Remembering HH John Ambrose Morgan

Earlier this month we received the sad news of the passing of our friend and Past President, His Honour John Morgan ( 22 September 1934 – 8 November 2020).

We are grateful to John’s life long friend and fellow Athenaeum member, Richard McCullagh, for providing the below obituary.

John was born in September 1934 (in the same month as Sophia Loren and Brigitte Bardot!).

He went to St Edward’s College in Liverpool and, on leaving school, to Liverpool University where he read Law, following which he became articled to the Town Clerk of Bootle.

He subsequently undertook his National Service in the RAF, where he spent 6 months learning Mandarin Chinese, before being posted to Hong Kong to eavesdrop on Chinese MIG pilots’ communications.

On completion of National Service he took up a position as an Assistant Solicitor with Liverpool Corporation, as it then was, and achieved renown in the 1963 freeze-up, when all football was cancelled, by being party to the application by the Pools companies to establish the Pools Panel. He helped ensure that the Panel was set up in a manner which would not contravene gambling legislation.

He then joined J Frodsham and Sons, solicitors, in Prescot as a partner.

He was called to the Bar in his late 30s, serving pupillage with his great friend, Bert Andrew. John developed a wide practice and was much respected. In the early 80s, he was appointed a Deputy Stipendiary Magistrate in which capacity, in 1984, he was sent to South Yorkshire to hear cases arising from the Miners’ Strike. He described himself at the time as, ‘a flying ‘stipe’ for flying pickets!’.

In due course he was appointed to the Circuit Bench as a Circuit Judge, gaining a reputation as a safe pair of hands and becoming an expert on civil jury trials.

As a sportsman, John joined Liverpool Rugby Club in the 50s and played eleven games for the First Team as a scrum-half. He then turned his talents to refereeing with the Liverpool Society, rising to being placed on the First-Class Panel. He became President of Liverpool Football Club Rugby Union in its 12th year in 1980 and thereafter, with his great pal Ron Roby, took to broadcasting on local games for Radio Merseyside. As a cricketer he played for Sefton as a wicket-keeper, mostly in the Second Team and later became President of Sefton Park CC where, while President, he established an annual golf competition which became known as ‘The John Morgan Classic’. As a golfer John was a member of Woolton Golf Club as well as the Bar and Judges’ Clubs.

Away from the Law and sport John had a great love of music and literature. He joined the Bentley Operatic Society. Starting in the society’s chorus he graduated to principal roles, most notably as the judge in, ‘Trial by Jury’, when he was, in effect, simply playing himself!
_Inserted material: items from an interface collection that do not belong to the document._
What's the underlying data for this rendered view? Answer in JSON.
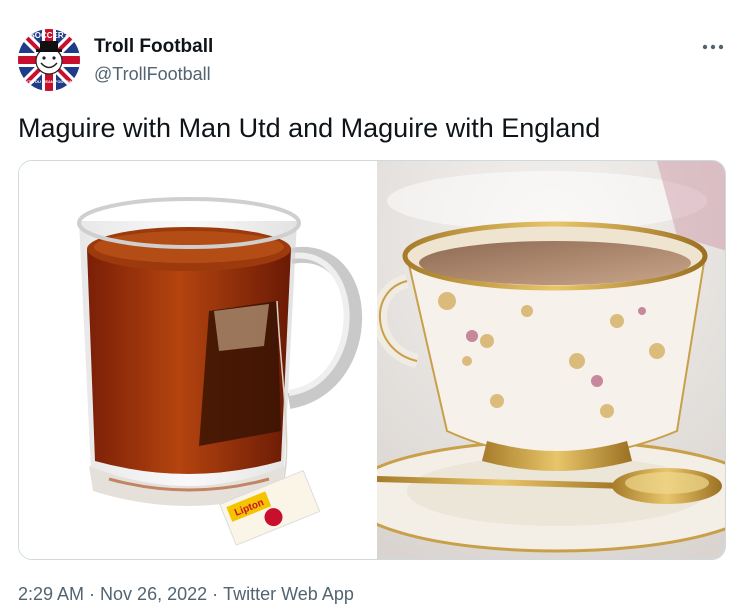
{
  "author": {
    "display_name": "Troll Football",
    "handle": "@TrollFootball",
    "avatar_top_text": "SOCCER?",
    "avatar_bottom_text": "DON'T YOU MEAN FOOTBALL?"
  },
  "tweet": {
    "text": "Maguire with Man Utd and Maguire with England"
  },
  "media": {
    "left_image": "tea-mug-with-teabag",
    "right_image": "floral-teacup-with-milk-tea",
    "left_tag_text": "Lipton"
  },
  "meta": {
    "time": "2:29 AM",
    "separator": "·",
    "date": "Nov 26, 2022",
    "source": "Twitter Web App"
  },
  "colors": {
    "text": "#0f1419",
    "secondary": "#536471",
    "border": "#cfd9de"
  }
}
He eventually became a long-serving President of ‘the Bentley’ coping, with aplomb, with its various artistic and operational foibles.

Following the closure of the Lyceum Club John became a member of The Athenaeum and, in 2009, became its President. He was an assiduous President and his year in office was notable for the number of functions held.

One included a comedy sketch performance by John, together with two other former judges, Richard McCullagh and Elizabeth Christie, in which he lampooned the institution’s then stultifying dress-code which led directly to its early, and welcomed, relaxation. More recently he was Chairman of the institution’s Literature Group, giving occasional talks on his great love of ‘Scandi-crime’.

John was a Governor of St Edward’s College and served for many years as Chairman of its Governing body.

Utilising his advocacy skills, John became a most accomplished after-dinner speaker and was much in demand. He had a style which was light, amusing and greatly enjoyed by audiences of all types who would have been unaware that the smooth, relaxed delivery was the result of meticulous preparation.

In 1970 John married Rosalie and they have two sons, Matthew and Benedict.

Vietnam football schedulecakhiatvatch anytime